Mistaken for Muslims — and targeted — after 9/11, members of the faith have sought to educate Americans about the religion. UC Santa Cruz is the latest to offer a course.
UC Santa Cruz instructor Nirvikar Singh, left, speaks to Hannah Elston, center, Kevin Deutsch, second from right, and Virginia Perez, right, during lunch at the Sikh Gurdwara in San Jose. (David Butow, For The Times / October 21, 2012)
By Lee Romney, Los Angeles Times
November 19, 2012, 4:41 a.m.
SANTA CRUZ — The first slide professor Nirvikar Singh flashed on his PowerPoint showed the faces of six Sikh worshipers gunned down the previous month in Oak Creek, Wis., by a man with white supremacist ties.
As after other attacks since 9/11, the UC Santa Cruz professor explained to students in this fall introductory course, the Wisconsin shooting revealed an abiding ignorance over who Sikhs are — and aren't.
"Despite being in this country for more than 100 years, I think Sikhs are not well understood," said Singh, a 58-year-old economist, dressed in jeans and a midnight blue turban.

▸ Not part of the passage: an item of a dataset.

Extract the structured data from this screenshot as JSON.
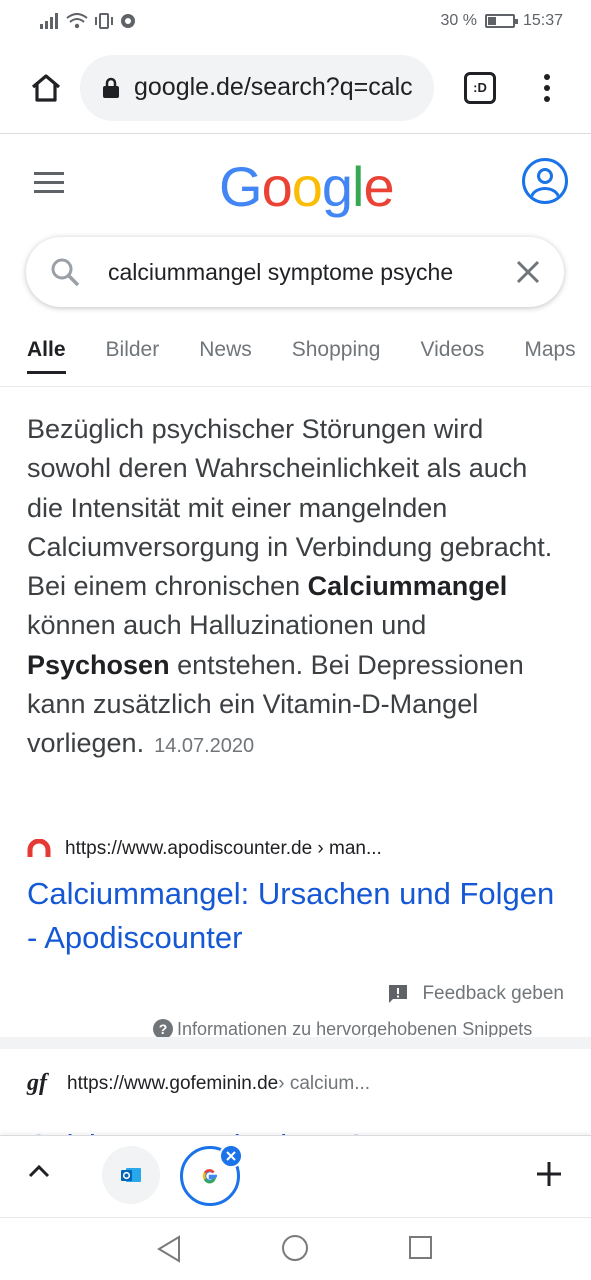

Singh holds the university's nascent chair in Sikh and Punjabi studies — the fourth of its kind in California and part of a broader movement to spread the word about the world's fifth-largest religion while promoting scholarship.